In the records that follow, find each line with the word "replies" and copy it.

Stored data:
§ §
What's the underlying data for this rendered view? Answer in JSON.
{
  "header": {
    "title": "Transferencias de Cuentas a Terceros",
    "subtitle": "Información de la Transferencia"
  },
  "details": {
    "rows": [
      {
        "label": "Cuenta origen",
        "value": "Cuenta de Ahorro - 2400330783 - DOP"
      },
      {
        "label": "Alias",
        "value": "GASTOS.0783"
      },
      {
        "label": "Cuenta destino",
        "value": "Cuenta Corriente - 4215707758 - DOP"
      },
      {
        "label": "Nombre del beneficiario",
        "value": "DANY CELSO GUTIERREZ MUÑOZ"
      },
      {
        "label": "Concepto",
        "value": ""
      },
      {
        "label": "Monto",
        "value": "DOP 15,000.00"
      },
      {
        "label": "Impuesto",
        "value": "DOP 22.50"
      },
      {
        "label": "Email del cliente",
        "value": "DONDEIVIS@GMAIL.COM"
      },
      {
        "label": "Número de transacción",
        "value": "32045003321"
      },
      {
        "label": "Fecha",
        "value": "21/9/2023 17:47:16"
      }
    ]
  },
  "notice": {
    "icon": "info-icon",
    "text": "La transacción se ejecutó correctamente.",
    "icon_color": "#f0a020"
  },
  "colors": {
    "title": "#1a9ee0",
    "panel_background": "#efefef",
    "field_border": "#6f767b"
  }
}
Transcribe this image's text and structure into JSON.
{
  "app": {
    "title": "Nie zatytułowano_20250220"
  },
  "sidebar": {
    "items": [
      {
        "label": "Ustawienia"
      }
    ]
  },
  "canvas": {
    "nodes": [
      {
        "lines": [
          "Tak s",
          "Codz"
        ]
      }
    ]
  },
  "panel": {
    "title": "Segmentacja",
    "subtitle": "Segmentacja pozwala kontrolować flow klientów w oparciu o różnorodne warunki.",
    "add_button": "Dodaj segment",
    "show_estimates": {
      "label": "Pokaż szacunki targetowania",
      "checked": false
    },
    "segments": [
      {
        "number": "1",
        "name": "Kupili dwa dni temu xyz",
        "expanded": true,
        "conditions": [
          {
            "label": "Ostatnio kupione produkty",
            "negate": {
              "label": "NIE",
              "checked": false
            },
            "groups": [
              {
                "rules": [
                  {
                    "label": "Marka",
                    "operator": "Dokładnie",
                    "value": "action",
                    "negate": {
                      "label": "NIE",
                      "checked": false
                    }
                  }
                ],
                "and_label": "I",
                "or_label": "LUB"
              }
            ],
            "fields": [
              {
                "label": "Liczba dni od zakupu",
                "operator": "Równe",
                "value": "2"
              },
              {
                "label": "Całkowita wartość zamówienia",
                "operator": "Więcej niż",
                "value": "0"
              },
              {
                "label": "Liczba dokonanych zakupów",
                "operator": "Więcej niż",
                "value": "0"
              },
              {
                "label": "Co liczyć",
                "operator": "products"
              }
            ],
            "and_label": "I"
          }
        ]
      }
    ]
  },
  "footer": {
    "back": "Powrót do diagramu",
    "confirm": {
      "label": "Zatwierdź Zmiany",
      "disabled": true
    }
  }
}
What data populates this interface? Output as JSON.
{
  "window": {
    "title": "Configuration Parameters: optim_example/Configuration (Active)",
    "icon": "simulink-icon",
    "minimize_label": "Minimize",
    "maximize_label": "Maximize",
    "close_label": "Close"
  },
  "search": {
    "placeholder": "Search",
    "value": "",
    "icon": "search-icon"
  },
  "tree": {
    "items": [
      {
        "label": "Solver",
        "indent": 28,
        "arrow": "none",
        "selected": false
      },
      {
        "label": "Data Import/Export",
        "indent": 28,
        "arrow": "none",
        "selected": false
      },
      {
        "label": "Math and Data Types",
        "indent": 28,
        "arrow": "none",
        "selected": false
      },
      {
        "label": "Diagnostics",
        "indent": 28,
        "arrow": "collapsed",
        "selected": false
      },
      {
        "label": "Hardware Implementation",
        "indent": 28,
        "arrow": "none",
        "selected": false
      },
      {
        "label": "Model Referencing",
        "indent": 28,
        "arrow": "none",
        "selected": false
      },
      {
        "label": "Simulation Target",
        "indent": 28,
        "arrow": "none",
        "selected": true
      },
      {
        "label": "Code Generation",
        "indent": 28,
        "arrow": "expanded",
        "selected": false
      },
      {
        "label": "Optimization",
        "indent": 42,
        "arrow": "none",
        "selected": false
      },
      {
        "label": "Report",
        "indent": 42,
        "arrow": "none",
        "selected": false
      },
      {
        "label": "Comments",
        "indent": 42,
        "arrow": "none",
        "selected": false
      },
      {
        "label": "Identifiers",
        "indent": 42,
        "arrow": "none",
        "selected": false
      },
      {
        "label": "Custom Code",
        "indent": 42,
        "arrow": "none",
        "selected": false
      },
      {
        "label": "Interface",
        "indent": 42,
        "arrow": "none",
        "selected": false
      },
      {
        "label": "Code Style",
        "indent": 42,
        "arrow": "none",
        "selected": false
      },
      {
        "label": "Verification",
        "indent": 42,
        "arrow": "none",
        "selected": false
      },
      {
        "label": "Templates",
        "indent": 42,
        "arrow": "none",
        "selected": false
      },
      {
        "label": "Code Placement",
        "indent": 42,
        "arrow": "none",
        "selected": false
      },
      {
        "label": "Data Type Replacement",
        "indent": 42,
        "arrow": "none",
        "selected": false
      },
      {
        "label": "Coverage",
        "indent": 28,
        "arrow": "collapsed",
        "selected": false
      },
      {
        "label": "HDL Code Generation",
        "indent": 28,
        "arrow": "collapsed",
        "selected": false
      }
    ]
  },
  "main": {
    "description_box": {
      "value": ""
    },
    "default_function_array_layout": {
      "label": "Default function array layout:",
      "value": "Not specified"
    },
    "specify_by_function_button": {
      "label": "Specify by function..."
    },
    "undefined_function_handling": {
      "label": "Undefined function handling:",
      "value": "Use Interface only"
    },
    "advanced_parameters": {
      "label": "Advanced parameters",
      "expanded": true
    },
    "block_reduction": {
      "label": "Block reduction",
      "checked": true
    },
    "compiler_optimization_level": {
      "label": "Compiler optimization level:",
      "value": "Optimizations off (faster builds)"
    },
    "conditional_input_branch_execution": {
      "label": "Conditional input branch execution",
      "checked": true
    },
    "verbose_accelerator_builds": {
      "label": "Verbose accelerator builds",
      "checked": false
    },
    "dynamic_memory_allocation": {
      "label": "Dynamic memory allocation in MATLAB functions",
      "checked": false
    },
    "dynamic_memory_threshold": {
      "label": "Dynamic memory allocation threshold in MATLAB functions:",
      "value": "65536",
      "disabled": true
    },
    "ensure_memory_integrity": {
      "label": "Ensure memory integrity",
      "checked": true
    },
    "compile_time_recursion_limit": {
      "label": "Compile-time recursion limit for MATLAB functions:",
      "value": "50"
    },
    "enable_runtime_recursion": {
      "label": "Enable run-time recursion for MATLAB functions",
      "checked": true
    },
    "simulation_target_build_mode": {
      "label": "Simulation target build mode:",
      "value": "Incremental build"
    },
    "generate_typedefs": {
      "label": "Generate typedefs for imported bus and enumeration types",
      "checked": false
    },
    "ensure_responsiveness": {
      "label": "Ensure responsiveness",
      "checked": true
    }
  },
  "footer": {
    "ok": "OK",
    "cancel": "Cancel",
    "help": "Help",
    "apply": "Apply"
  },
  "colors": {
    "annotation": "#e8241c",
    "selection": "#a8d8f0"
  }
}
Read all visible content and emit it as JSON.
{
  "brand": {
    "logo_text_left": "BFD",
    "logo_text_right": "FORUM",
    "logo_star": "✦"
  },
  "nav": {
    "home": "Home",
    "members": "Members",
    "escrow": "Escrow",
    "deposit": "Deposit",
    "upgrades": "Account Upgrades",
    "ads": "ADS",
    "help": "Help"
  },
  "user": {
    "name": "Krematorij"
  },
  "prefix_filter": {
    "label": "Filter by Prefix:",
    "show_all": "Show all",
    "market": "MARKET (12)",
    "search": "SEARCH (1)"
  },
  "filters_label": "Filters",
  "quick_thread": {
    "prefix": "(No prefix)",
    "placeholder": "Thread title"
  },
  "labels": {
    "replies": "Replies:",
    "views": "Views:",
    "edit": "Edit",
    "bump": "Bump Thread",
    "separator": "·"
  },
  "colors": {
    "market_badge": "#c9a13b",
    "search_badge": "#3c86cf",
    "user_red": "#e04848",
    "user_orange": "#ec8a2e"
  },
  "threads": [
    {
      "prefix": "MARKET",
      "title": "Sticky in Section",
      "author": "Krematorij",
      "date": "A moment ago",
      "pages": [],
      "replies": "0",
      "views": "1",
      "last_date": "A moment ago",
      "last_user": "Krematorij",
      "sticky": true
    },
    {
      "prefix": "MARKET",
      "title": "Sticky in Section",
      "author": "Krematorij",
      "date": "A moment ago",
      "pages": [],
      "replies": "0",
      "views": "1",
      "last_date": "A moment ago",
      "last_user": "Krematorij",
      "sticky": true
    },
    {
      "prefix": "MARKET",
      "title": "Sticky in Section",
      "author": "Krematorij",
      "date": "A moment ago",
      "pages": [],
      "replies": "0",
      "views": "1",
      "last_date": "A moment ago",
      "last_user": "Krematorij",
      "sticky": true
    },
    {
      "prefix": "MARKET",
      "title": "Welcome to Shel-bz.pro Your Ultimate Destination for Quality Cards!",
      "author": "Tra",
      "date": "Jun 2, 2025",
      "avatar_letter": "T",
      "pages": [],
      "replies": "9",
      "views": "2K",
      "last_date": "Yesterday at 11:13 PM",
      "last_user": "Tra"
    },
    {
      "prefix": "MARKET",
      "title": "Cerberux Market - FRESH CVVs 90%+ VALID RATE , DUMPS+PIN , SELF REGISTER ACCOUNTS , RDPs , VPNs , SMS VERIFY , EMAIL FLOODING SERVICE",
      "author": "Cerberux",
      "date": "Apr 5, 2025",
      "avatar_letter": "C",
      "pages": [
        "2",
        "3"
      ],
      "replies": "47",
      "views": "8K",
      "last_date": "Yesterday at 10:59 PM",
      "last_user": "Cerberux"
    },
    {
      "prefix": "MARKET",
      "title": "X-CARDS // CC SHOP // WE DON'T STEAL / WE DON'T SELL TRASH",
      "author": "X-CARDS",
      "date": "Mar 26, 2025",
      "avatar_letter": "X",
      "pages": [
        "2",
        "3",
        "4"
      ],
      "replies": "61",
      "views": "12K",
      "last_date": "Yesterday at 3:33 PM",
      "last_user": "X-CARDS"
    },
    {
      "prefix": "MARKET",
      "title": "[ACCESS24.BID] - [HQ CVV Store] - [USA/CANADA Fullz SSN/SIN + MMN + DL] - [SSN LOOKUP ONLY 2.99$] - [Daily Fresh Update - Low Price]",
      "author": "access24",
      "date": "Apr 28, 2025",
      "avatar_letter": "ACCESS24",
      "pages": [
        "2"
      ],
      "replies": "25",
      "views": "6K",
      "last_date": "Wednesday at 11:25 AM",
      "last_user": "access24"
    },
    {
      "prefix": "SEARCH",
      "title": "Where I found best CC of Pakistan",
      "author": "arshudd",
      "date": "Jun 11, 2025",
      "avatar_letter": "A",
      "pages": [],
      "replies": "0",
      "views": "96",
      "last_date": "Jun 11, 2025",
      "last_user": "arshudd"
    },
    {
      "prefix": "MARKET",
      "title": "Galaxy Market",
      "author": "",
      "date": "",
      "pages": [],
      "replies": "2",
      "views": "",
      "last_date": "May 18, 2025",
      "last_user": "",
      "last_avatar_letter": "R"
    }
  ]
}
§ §
# Problem solution:
    "replies": "Replies:",
      "replies": "0",
      "replies": "0",
      "replies": "0",
      "replies": "9",
      "replies": "47",
      "replies": "61",
      "replies": "25",
      "replies": "0",
      "replies": "2",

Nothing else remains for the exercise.